Page and application data records:

= = = = = = =

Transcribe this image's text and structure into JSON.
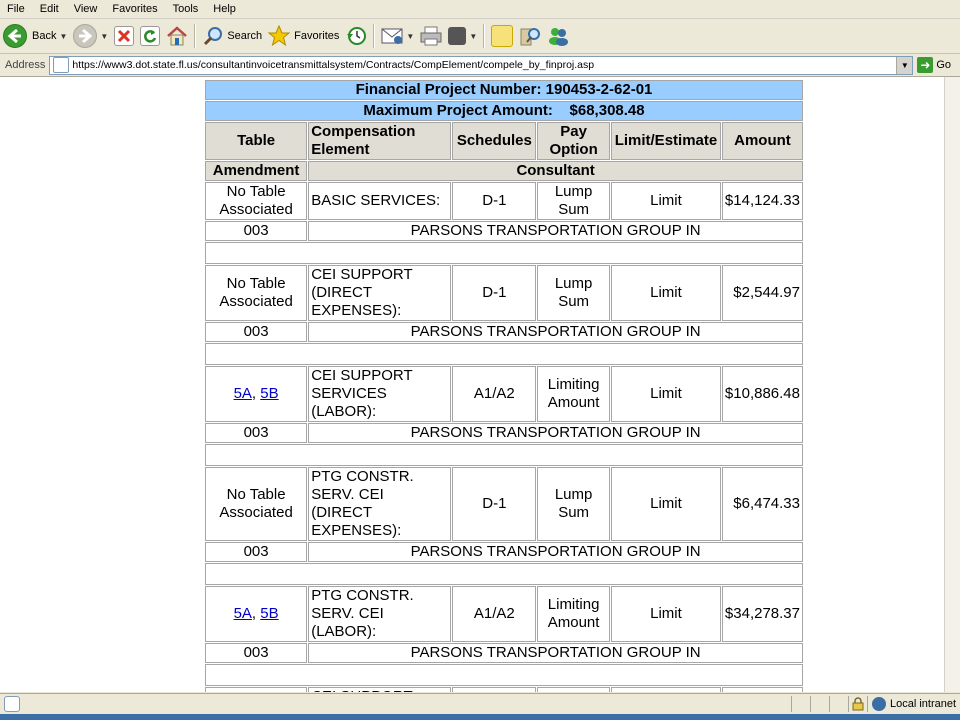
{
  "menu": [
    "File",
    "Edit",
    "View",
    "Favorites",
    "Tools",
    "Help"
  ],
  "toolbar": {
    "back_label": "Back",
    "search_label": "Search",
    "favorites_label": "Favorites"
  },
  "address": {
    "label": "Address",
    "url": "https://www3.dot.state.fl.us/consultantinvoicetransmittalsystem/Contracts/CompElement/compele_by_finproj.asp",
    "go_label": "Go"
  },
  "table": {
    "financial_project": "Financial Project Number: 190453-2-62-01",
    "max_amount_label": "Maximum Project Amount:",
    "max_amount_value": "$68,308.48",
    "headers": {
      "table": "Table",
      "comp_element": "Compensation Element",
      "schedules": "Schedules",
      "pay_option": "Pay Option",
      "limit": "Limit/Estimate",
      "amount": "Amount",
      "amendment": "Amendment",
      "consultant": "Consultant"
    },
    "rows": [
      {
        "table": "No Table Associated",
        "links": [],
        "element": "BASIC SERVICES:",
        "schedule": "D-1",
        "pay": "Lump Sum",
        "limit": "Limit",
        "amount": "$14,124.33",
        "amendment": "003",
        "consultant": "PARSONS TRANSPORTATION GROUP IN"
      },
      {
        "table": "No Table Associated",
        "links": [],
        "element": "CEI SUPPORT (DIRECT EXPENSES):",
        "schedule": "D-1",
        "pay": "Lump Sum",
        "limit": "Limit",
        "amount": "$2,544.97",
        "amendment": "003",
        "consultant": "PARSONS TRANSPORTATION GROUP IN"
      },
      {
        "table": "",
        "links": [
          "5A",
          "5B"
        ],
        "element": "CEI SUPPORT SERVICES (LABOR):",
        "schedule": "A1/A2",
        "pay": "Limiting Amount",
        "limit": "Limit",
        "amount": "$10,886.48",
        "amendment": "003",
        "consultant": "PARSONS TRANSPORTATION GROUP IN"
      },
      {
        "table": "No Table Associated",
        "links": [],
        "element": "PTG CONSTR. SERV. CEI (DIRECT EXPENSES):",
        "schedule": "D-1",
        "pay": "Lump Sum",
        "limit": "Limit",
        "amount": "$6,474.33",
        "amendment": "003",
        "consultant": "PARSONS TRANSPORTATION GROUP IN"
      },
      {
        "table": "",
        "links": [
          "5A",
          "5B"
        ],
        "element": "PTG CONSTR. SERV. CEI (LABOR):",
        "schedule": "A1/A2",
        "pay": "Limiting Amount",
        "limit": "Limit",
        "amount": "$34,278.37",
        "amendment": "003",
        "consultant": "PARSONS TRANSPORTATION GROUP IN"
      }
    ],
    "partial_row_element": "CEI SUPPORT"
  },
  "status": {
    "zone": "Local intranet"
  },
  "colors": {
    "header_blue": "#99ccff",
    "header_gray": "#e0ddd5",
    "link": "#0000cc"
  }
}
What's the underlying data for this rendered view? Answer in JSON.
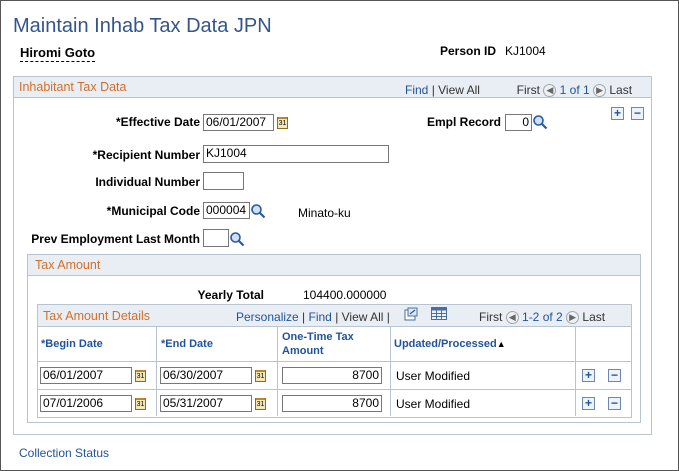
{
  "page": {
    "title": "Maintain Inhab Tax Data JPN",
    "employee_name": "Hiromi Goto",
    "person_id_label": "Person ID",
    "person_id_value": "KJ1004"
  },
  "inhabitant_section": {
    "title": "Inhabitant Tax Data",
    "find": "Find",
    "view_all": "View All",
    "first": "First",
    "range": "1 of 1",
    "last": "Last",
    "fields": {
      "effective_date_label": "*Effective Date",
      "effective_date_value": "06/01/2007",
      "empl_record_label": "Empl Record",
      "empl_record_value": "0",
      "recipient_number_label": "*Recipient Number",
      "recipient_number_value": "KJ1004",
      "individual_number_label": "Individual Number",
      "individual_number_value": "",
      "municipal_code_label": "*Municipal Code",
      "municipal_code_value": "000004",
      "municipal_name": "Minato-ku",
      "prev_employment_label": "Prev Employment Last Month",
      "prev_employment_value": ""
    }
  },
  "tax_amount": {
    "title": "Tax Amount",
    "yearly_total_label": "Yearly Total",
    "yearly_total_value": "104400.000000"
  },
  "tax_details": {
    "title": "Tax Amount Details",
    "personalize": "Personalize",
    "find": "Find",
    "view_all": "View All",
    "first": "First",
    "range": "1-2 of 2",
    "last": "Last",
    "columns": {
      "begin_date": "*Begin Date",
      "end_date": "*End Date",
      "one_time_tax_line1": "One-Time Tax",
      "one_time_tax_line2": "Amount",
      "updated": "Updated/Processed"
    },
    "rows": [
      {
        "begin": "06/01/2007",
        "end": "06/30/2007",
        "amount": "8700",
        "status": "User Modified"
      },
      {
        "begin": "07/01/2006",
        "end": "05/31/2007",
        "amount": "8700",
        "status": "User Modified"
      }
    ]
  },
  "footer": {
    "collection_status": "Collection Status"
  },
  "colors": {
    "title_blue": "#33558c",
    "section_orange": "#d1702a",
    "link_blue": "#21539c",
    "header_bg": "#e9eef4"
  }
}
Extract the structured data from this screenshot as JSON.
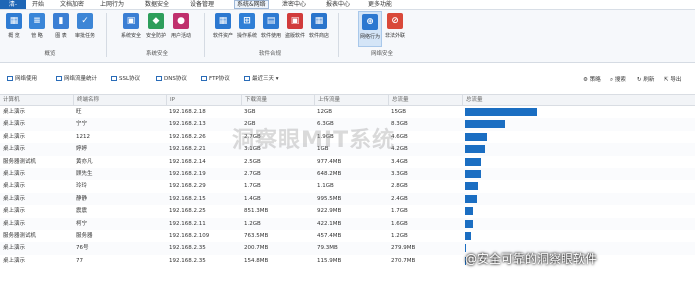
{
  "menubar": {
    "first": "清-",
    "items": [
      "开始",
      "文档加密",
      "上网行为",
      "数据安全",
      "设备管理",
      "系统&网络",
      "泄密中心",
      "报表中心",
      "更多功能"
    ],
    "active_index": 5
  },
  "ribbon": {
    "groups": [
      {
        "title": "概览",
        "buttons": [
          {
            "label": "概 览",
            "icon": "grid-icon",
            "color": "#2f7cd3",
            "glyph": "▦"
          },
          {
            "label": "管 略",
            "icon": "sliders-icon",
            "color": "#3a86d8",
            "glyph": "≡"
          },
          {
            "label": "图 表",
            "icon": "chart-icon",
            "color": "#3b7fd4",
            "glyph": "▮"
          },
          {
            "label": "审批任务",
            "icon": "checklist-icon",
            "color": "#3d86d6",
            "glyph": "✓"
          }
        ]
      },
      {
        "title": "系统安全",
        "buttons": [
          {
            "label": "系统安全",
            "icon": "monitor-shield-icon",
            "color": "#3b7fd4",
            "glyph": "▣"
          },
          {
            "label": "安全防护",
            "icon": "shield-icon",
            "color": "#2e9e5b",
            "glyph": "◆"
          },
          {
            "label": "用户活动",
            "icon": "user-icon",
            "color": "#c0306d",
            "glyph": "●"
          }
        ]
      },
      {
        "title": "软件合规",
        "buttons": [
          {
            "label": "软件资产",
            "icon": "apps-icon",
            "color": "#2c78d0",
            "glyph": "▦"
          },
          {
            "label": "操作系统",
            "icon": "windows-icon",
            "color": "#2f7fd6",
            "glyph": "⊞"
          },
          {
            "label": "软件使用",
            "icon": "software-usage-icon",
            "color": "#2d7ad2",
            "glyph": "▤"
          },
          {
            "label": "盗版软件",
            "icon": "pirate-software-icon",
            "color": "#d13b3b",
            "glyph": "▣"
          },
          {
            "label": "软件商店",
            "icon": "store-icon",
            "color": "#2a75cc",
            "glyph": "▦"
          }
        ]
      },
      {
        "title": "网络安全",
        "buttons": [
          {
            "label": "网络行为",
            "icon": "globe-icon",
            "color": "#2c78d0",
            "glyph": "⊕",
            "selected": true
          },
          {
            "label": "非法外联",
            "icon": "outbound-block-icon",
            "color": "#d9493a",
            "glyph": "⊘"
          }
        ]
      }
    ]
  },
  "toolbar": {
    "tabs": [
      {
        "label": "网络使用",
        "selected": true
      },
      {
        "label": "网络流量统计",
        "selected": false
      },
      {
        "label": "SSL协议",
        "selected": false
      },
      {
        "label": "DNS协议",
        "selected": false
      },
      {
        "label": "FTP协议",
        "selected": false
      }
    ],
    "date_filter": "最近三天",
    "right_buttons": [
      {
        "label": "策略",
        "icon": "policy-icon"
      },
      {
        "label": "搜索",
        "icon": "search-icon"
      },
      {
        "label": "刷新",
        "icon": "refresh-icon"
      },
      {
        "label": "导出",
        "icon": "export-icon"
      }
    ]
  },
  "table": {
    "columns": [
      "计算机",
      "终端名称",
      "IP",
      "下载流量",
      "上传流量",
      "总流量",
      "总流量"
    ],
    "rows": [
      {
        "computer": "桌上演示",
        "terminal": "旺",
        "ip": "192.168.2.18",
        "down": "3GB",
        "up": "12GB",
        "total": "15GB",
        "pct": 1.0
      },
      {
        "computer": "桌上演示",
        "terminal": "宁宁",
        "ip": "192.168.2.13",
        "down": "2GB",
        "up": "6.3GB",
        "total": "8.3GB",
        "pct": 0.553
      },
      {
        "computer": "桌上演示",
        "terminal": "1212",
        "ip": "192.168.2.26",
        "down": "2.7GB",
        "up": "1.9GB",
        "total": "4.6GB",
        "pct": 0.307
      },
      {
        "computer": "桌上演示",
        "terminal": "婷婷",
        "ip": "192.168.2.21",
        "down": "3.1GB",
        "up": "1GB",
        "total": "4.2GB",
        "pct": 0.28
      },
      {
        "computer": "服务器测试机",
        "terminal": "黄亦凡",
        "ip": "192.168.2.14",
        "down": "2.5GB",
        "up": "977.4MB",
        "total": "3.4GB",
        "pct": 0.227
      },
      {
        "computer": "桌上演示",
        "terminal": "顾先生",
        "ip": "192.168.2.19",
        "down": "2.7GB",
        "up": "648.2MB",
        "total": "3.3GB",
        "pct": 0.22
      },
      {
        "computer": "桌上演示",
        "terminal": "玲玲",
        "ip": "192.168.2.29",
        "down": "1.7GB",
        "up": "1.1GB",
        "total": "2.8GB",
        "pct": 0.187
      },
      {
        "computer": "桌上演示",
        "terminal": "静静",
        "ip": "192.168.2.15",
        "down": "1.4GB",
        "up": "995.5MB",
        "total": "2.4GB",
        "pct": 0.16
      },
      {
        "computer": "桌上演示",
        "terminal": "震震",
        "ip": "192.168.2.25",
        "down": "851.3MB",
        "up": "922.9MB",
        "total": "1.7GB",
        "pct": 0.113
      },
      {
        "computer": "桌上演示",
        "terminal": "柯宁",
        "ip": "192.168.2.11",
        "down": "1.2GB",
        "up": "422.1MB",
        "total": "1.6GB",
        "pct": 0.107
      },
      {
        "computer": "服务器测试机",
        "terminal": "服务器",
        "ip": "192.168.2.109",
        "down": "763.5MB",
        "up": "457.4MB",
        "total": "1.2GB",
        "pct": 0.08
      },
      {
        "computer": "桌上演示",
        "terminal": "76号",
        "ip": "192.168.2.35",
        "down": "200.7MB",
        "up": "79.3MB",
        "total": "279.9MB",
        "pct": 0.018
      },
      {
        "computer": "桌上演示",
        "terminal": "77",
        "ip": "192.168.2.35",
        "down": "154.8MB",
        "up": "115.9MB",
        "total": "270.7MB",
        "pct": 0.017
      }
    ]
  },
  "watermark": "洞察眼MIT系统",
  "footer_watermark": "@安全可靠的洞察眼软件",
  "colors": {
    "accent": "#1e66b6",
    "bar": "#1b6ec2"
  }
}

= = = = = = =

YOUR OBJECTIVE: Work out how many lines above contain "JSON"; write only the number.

TASK OUTPUT: 3